Task prompt → Each entry below should be retyped exactly, with nothing omitted.

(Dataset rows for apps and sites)
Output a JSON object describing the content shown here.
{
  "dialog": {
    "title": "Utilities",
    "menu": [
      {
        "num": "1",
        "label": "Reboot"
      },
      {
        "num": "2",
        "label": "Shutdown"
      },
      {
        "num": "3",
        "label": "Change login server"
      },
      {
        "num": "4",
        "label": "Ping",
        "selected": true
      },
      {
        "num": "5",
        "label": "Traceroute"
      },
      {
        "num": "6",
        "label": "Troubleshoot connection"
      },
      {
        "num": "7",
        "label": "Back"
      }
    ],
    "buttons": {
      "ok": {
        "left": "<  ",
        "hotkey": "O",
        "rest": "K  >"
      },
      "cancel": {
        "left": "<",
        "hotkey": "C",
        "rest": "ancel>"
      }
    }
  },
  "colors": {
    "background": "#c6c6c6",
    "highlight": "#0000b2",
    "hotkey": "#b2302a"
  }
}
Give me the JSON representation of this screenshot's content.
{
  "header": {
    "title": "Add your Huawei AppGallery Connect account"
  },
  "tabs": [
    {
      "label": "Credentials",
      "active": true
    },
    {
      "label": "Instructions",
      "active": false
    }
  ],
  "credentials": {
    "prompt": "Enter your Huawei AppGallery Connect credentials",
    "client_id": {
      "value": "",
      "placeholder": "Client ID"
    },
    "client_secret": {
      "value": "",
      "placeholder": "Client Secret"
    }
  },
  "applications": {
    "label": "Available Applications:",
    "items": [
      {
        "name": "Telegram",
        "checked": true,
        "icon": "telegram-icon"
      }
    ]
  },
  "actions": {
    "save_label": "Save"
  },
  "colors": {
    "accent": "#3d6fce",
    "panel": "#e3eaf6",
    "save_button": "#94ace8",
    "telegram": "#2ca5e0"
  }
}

Response box →
Output a JSON object describing the content shown here.
{
  "dialog": {
    "title": "Utilities",
    "menu": [
      {
        "num": "1",
        "label": "Reboot"
      },
      {
        "num": "2",
        "label": "Shutdown"
      },
      {
        "num": "3",
        "label": "Change login server"
      },
      {
        "num": "4",
        "label": "Ping",
        "selected": true
      },
      {
        "num": "5",
        "label": "Traceroute"
      },
      {
        "num": "6",
        "label": "Troubleshoot connection"
      },
      {
        "num": "7",
        "label": "Back"
      }
    ],
    "buttons": {
      "ok": {
        "left": "<  ",
        "hotkey": "O",
        "rest": "K  >"
      },
      "cancel": {
        "left": "<",
        "hotkey": "C",
        "rest": "ancel>"
      }
    }
  },
  "colors": {
    "background": "#c6c6c6",
    "highlight": "#0000b2",
    "hotkey": "#b2302a"
  }
}
Give me the JSON representation of this screenshot's content.
{
  "header": {
    "title": "Add your Huawei AppGallery Connect account"
  },
  "tabs": [
    {
      "label": "Credentials",
      "active": true
    },
    {
      "label": "Instructions",
      "active": false
    }
  ],
  "credentials": {
    "prompt": "Enter your Huawei AppGallery Connect credentials",
    "client_id": {
      "value": "",
      "placeholder": "Client ID"
    },
    "client_secret": {
      "value": "",
      "placeholder": "Client Secret"
    }
  },
  "applications": {
    "label": "Available Applications:",
    "items": [
      {
        "name": "Telegram",
        "checked": true,
        "icon": "telegram-icon"
      }
    ]
  },
  "actions": {
    "save_label": "Save"
  },
  "colors": {
    "accent": "#3d6fce",
    "panel": "#e3eaf6",
    "save_button": "#94ace8",
    "telegram": "#2ca5e0"
  }
}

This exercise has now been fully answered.